**Brief**
Reproduce all of the records exactly.

-- Extracted information follows --

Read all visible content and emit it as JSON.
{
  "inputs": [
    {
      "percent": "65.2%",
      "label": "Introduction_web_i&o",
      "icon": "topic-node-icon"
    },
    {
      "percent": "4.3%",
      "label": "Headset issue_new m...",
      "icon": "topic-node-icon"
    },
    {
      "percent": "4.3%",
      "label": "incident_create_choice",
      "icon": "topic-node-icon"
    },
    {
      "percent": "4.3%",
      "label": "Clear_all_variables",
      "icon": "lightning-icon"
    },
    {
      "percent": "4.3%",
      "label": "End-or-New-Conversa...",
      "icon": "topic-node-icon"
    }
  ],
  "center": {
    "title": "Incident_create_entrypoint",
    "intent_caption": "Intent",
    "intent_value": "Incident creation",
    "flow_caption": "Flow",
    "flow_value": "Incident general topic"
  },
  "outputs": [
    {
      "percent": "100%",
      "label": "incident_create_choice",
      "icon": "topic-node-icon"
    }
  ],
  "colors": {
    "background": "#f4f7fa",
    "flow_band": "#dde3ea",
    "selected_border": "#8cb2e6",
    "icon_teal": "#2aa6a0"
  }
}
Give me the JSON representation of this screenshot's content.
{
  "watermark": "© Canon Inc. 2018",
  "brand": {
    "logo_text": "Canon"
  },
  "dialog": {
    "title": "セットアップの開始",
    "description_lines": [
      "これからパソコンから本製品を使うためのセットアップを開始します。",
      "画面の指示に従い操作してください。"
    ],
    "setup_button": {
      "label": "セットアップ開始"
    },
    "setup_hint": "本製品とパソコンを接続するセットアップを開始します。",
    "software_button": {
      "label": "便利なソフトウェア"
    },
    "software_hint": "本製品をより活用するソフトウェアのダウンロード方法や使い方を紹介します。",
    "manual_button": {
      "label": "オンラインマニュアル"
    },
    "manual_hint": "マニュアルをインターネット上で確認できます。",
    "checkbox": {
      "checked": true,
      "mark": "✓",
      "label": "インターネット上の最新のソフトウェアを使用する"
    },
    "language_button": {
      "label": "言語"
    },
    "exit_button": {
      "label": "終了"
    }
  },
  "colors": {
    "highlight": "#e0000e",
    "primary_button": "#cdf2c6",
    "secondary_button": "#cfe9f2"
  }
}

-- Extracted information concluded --

**Solution to this task**
Read all visible content and emit it as JSON.
{
  "inputs": [
    {
      "percent": "65.2%",
      "label": "Introduction_web_i&o",
      "icon": "topic-node-icon"
    },
    {
      "percent": "4.3%",
      "label": "Headset issue_new m...",
      "icon": "topic-node-icon"
    },
    {
      "percent": "4.3%",
      "label": "incident_create_choice",
      "icon": "topic-node-icon"
    },
    {
      "percent": "4.3%",
      "label": "Clear_all_variables",
      "icon": "lightning-icon"
    },
    {
      "percent": "4.3%",
      "label": "End-or-New-Conversa...",
      "icon": "topic-node-icon"
    }
  ],
  "center": {
    "title": "Incident_create_entrypoint",
    "intent_caption": "Intent",
    "intent_value": "Incident creation",
    "flow_caption": "Flow",
    "flow_value": "Incident general topic"
  },
  "outputs": [
    {
      "percent": "100%",
      "label": "incident_create_choice",
      "icon": "topic-node-icon"
    }
  ],
  "colors": {
    "background": "#f4f7fa",
    "flow_band": "#dde3ea",
    "selected_border": "#8cb2e6",
    "icon_teal": "#2aa6a0"
  }
}
Give me the JSON representation of this screenshot's content.
{
  "watermark": "© Canon Inc. 2018",
  "brand": {
    "logo_text": "Canon"
  },
  "dialog": {
    "title": "セットアップの開始",
    "description_lines": [
      "これからパソコンから本製品を使うためのセットアップを開始します。",
      "画面の指示に従い操作してください。"
    ],
    "setup_button": {
      "label": "セットアップ開始"
    },
    "setup_hint": "本製品とパソコンを接続するセットアップを開始します。",
    "software_button": {
      "label": "便利なソフトウェア"
    },
    "software_hint": "本製品をより活用するソフトウェアのダウンロード方法や使い方を紹介します。",
    "manual_button": {
      "label": "オンラインマニュアル"
    },
    "manual_hint": "マニュアルをインターネット上で確認できます。",
    "checkbox": {
      "checked": true,
      "mark": "✓",
      "label": "インターネット上の最新のソフトウェアを使用する"
    },
    "language_button": {
      "label": "言語"
    },
    "exit_button": {
      "label": "終了"
    }
  },
  "colors": {
    "highlight": "#e0000e",
    "primary_button": "#cdf2c6",
    "secondary_button": "#cfe9f2"
  }
}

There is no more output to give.